3 years ago
Reply to  ...Rev Halofan

We all know that shit runs downhill. You can bet that a lot less of it gets on Arte himself and a lot more if it will get on Kay (if there isn’t already enough) and Mead….

Jessica DeLine
Admin
Super Member
3 years ago
Reply to  ...Rev Halofan

I would think he would settle to keep dirt out of court? He’s pretty private and this could get real messy.

GeoKaplan8
Trusted Member
3 years ago
Reply to  Jessica DeLine

I’m in agreement with Jessica on this. I imagine these lawsuits are filed *because* there was no settlement. It makes no sense that Arte would be using the nuclear option and force testimony in an open court (as opposed to the prior Grand Jury testimony which is kept private).

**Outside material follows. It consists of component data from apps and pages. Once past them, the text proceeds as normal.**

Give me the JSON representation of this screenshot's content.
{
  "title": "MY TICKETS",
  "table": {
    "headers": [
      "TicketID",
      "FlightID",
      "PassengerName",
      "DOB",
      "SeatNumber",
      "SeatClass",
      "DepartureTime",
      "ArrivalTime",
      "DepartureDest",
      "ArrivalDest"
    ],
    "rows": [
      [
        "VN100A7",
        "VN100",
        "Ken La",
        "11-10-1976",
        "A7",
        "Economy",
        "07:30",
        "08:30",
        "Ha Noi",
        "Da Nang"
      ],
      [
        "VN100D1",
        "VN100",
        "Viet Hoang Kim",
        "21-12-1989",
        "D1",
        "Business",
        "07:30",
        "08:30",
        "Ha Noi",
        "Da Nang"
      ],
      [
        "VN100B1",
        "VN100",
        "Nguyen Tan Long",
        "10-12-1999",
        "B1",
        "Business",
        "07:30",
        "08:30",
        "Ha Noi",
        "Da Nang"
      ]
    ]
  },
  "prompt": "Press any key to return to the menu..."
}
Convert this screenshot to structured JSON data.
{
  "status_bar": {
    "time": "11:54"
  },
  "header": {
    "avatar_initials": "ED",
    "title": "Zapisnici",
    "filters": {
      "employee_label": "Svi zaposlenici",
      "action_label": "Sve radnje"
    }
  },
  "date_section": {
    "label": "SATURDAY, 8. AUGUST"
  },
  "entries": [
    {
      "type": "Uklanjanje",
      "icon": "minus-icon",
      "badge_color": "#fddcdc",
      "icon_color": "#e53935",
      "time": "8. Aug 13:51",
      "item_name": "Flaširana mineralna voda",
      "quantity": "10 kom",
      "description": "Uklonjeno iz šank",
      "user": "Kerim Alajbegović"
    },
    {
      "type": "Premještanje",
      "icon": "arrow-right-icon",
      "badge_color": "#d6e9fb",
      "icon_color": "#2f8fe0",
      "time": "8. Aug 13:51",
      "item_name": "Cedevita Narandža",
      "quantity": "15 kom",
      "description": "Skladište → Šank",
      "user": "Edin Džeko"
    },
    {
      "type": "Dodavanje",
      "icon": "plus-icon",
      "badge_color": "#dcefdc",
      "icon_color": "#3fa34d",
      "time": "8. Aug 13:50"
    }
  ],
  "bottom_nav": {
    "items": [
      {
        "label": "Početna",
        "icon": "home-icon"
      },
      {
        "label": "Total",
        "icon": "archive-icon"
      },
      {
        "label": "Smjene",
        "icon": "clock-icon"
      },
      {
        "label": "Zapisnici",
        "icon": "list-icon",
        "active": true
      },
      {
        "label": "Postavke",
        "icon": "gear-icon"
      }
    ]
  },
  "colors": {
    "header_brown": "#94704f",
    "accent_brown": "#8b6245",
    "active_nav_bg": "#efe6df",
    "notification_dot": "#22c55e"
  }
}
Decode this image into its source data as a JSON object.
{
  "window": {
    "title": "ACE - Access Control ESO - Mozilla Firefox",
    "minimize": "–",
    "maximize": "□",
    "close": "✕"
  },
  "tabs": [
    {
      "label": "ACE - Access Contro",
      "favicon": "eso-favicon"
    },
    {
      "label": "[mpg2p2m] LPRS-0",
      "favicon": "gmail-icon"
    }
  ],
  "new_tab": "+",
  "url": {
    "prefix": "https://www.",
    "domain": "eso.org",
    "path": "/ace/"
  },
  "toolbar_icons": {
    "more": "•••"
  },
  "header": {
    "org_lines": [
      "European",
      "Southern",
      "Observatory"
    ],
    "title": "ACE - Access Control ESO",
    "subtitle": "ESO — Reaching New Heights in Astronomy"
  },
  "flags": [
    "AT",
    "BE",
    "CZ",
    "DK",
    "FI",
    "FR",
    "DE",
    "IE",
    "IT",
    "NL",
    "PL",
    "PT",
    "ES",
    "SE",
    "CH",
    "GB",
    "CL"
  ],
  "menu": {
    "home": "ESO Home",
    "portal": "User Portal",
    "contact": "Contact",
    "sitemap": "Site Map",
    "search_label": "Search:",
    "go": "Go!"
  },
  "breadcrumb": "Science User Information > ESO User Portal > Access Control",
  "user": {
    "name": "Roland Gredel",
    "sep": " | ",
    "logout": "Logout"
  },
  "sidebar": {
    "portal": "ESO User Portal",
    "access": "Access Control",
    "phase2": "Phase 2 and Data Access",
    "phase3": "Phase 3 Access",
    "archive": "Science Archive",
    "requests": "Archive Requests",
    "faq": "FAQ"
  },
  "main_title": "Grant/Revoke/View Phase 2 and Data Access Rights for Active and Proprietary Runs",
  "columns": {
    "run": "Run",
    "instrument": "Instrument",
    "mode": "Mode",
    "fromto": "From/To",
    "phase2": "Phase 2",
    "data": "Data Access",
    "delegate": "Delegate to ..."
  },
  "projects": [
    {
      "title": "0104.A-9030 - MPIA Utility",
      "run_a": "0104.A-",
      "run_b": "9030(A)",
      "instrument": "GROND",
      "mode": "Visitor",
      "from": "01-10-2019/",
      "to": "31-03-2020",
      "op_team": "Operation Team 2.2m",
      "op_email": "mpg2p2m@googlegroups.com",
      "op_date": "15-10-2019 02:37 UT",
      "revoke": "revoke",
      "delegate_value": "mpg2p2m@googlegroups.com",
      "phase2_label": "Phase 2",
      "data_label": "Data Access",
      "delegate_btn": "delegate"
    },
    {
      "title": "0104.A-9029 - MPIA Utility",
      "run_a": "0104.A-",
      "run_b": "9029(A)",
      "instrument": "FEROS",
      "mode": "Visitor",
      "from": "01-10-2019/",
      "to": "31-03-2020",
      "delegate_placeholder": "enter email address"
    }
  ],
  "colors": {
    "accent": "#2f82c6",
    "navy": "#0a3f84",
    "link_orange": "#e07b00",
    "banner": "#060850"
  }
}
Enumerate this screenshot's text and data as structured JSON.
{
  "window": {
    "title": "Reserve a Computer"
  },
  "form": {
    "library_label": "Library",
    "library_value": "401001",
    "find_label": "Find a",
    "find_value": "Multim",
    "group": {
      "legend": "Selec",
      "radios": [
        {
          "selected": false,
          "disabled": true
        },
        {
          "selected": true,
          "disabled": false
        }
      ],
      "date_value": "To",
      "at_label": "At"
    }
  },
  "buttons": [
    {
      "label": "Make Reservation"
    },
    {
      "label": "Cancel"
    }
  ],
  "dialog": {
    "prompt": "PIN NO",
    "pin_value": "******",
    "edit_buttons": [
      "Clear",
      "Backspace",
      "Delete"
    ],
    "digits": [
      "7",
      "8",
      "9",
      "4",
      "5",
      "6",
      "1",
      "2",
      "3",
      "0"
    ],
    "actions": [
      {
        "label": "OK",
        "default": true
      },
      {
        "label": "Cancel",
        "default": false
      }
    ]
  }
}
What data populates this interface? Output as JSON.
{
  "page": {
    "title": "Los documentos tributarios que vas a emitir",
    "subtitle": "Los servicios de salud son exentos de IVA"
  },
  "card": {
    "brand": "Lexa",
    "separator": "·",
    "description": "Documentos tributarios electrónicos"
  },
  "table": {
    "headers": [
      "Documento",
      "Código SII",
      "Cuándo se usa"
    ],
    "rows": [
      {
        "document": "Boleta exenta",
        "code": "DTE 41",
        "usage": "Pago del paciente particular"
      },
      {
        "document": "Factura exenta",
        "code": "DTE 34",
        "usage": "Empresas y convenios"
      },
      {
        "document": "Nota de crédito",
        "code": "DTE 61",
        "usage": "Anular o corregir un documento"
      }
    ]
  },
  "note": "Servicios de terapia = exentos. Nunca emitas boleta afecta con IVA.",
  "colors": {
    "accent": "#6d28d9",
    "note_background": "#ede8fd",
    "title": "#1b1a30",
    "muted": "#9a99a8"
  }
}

I am nobody’s idea of a “legal expert” but my guess is Arte’s attorneys (or those from the insurance carrier) will seek to get the suits dismissed before they go to trial. If they fail, it will be telling if they THEN settle out of court. That outcome would not look good for the franchise.

JackFrost
Super Member
3 years ago
Reply to  GeoKaplan8

You know, the nightmare scenario for Arte would be if the Skaggs family is not simply after money. What if in their anger they really want to besmudge Arte’s name and thus have refused to settle out of court? It could get real messy.

Designerguy
Super Member
3 years ago
Reply to  Jessica DeLine

Arte hates bad press coverage and he’ll settle it before the trial, and the settlement will include a very strong confidentiality clause.

gitchogritchoffmypettis
Legend
Reply to  Jessica DeLine

Especially because, settle or no, Arte’s gonna have to pay a pile of money.

AnAngelsFan
Super Member
3 years ago
Reply to  ...Rev Halofan

Arte might not be in control of the decision to settle. If the Angels’ liability insurance carrier is paying the bill then they control the decision. However, if the liability carrier claims there is a coverage exclusion and tries to get the Angels to pay for some of the settlement, then Arte will have some control.

Fansince1971
Legend
3 years ago
Reply to  AnAngelsFan

There is no coverage for the exemplary (ie punitive) damages being sought against the Angels. Those require a link to upper-management which is why Mead is involved. To settle the case the insurance company would have to pay a certain amount in compensatory damages but would look to the Angels to pay any punitive damages. That is likely the sticking point in any settlement negotiations.

AnAngelsFan
Super Member
3 years ago
Reply to  Fansince1971

True. This case will also involve a big fight between Moreno and the insurance carriers.

Senator_John_Blutarsky
Legend

The sorrid tale will likely now get uglier as everyone attempts to protect, deflect and distance themselves from responsibility.